Mylander, mayor from 1980-86, recalls that when the post office needed more room than its old downtown location would afford, the federal agency was determined to move to a location outside the city.
Mylander met with officials in Cleveland, who allowed that if the city could find a site big enough within Sandusky that would cost the post office only $1, it might change their minds.
So Mylander persuaded the city commission to use money gained from the sale of a city building to buy land off of Perkins Avenue. Part of the land was sold to the post office for a buck.
Mylander points out that ever since postal employees have been paying income taxes to Sandusky because they live in the city.
After "Mayor Mylander" was thanked for the interview, he remarked, "I don't get called that very often."
-- Tom Jackson
Roof for the raceway?
Jason's April Fool's story is hilarious -- I can't top it.
But I will say I felt all kinds of stupid when I thought I had stumbled across a big scoop on April 1 (knowing the date, I bet you can anticipate the punchline.)
I saw on Summit Motorsports Park's Web site an announcement about the installation of a new roof for the raceway.
My eyes widened and I began getting geeked.
"I don't remember hearing about that," I thought to my gullible self.
Clicking on the story, I saw a masterfully crafted image of the racepark with a new roof of sorts.
Sweet -- big news, I thought.
I read a few lines.
Drag strip. Roof.
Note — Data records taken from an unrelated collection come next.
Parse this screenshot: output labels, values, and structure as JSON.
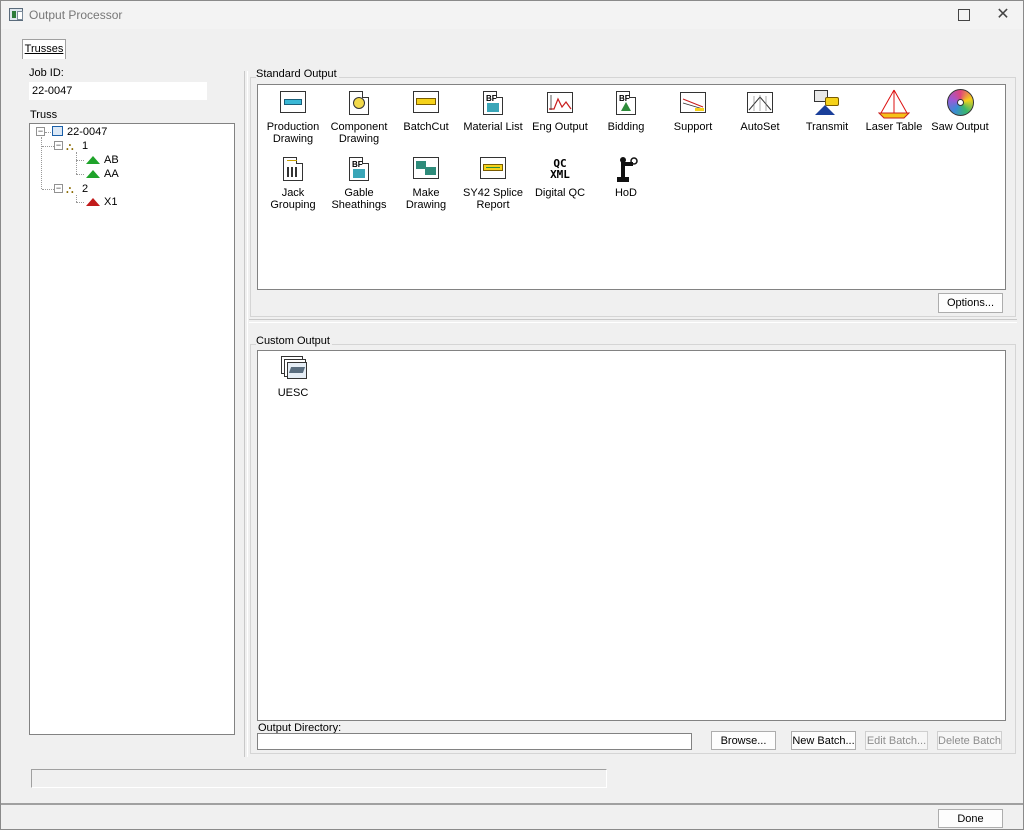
{
  "window": {
    "title": "Output Processor",
    "tab_label": "Trusses"
  },
  "job": {
    "label": "Job ID:",
    "value": "22-0047"
  },
  "tree": {
    "label": "Truss",
    "root": "22-0047",
    "groups": [
      {
        "label": "1",
        "children": [
          "AB",
          "AA"
        ]
      },
      {
        "label": "2",
        "children": [
          "X1"
        ]
      }
    ]
  },
  "standard_output": {
    "title": "Standard Output",
    "items": [
      {
        "label": "Production Drawing",
        "icon": "production-drawing-icon"
      },
      {
        "label": "Component Drawing",
        "icon": "component-drawing-icon"
      },
      {
        "label": "BatchCut",
        "icon": "batchcut-icon"
      },
      {
        "label": "Material List",
        "icon": "material-list-icon"
      },
      {
        "label": "Eng Output",
        "icon": "eng-output-icon"
      },
      {
        "label": "Bidding",
        "icon": "bidding-icon"
      },
      {
        "label": "Support",
        "icon": "support-icon"
      },
      {
        "label": "AutoSet",
        "icon": "autoset-icon"
      },
      {
        "label": "Transmit",
        "icon": "transmit-icon"
      },
      {
        "label": "Laser Table",
        "icon": "laser-table-icon"
      },
      {
        "label": "Saw Output",
        "icon": "saw-output-icon"
      },
      {
        "label": "Jack Grouping",
        "icon": "jack-grouping-icon"
      },
      {
        "label": "Gable Sheathings",
        "icon": "gable-sheathings-icon"
      },
      {
        "label": "Make Drawing",
        "icon": "make-drawing-icon"
      },
      {
        "label": "SY42 Splice Report",
        "icon": "sy42-splice-report-icon"
      },
      {
        "label": "Digital QC",
        "icon": "digital-qc-icon",
        "icon_text_1": "QC",
        "icon_text_2": "XML"
      },
      {
        "label": "HoD",
        "icon": "hod-icon"
      }
    ],
    "options_button": "Options..."
  },
  "custom_output": {
    "title": "Custom Output",
    "items": [
      {
        "label": "UESC",
        "icon": "uesc-icon"
      }
    ]
  },
  "output_directory": {
    "label": "Output Directory:",
    "value": ""
  },
  "buttons": {
    "browse": "Browse...",
    "new_batch": "New Batch...",
    "edit_batch": "Edit Batch...",
    "delete_batch": "Delete Batch",
    "done": "Done"
  },
  "status": {
    "text": ""
  },
  "colors": {
    "window_bg": "#f0f0f0",
    "truss_ok": "#1fa32a",
    "truss_error": "#c11a1a"
  }
}
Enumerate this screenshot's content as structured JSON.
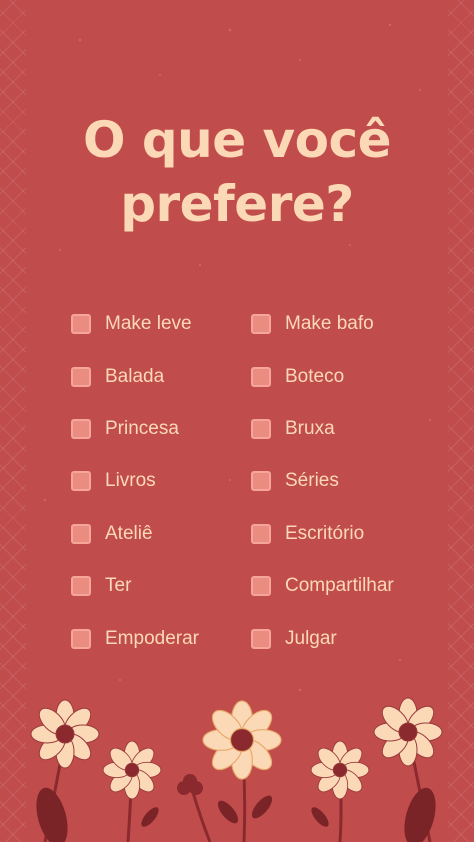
{
  "title": {
    "line1": "O que você",
    "line2": "prefere?"
  },
  "options_left": [
    {
      "label": "Make leve"
    },
    {
      "label": "Balada"
    },
    {
      "label": "Princesa"
    },
    {
      "label": "Livros"
    },
    {
      "label": "Ateliê"
    },
    {
      "label": "Ter"
    },
    {
      "label": "Empoderar"
    }
  ],
  "options_right": [
    {
      "label": "Make bafo"
    },
    {
      "label": "Boteco"
    },
    {
      "label": "Bruxa"
    },
    {
      "label": "Séries"
    },
    {
      "label": "Escritório"
    },
    {
      "label": "Compartilhar"
    },
    {
      "label": "Julgar"
    }
  ],
  "colors": {
    "background": "#c14c4c",
    "text": "#fbd9b6",
    "checkbox": "#ea8c80"
  }
}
Seventy million dollars (or some huge number). Bailout money.
Reality came creeping back.
Blast those clever rascals -- they got me.
I never went for April Fool's -- never helped orchestrate some elaborate trick -- so I am particularly susceptible to it.
April 1 is like all other days for me.
Except sometimes I am the fool.
-- Cory Frolik